— Problem to solve —
Report each line of the records below that holds the word "icon".

[Interface dataset entries]
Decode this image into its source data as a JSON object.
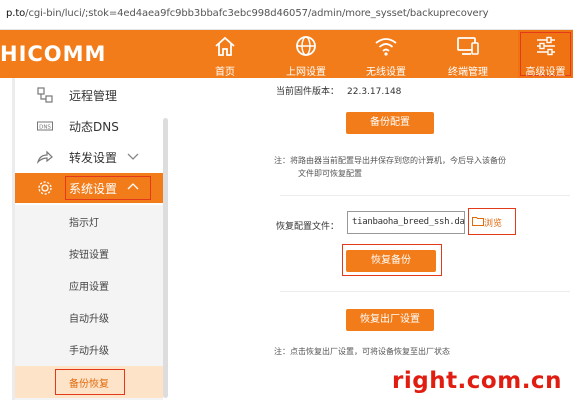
{
  "browser": {
    "url_host": "p.to",
    "url_path": "/cgi-bin/luci/;stok=4ed4aea9fc9bb3bbafc3ebc998d46057/admin/more_sysset/backuprecovery"
  },
  "header": {
    "logo": "HICOMM",
    "nav": [
      {
        "label": "首页",
        "icon": "home-icon"
      },
      {
        "label": "上网设置",
        "icon": "globe-icon"
      },
      {
        "label": "无线设置",
        "icon": "wifi-icon"
      },
      {
        "label": "终端管理",
        "icon": "devices-icon"
      },
      {
        "label": "高级设置",
        "icon": "sliders-icon",
        "active": true
      }
    ]
  },
  "sidebar": {
    "items": [
      {
        "label": "远程管理",
        "icon": "remote-icon"
      },
      {
        "label": "动态DNS",
        "icon": "dns-icon"
      },
      {
        "label": "转发设置",
        "icon": "share-icon"
      },
      {
        "label": "系统设置",
        "icon": "gear-icon",
        "active": true
      }
    ],
    "sub_items": [
      "指示灯",
      "按钮设置",
      "应用设置",
      "自动升级",
      "手动升级",
      "备份恢复"
    ],
    "current_sub": "备份恢复"
  },
  "content": {
    "firmware_label": "当前固件版本：",
    "firmware_version": "22.3.17.148",
    "backup_button": "备份配置",
    "backup_note_1": "注：将路由器当前配置导出并保存到您的计算机，今后导入该备份",
    "backup_note_2": "文件即可恢复配置",
    "restore_label": "恢复配置文件：",
    "restore_file": "tianbaoha_breed_ssh.dat",
    "browse_label": "浏览",
    "restore_button": "恢复备份",
    "factory_button": "恢复出厂设置",
    "factory_note": "注：点击恢复出厂设置，可将设备恢复至出厂状态"
  },
  "watermark": "right.com.cn",
  "colors": {
    "accent": "#f27c1a",
    "highlight_box": "#e23a1a",
    "watermark": "#e01d10"
  }
}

— Your response —
        "icon": "home-icon"
        "icon": "globe-icon"
        "icon": "wifi-icon"
        "icon": "devices-icon"
        "icon": "sliders-icon",
        "icon": "remote-icon"
        "icon": "dns-icon"
        "icon": "share-icon"
        "icon": "gear-icon",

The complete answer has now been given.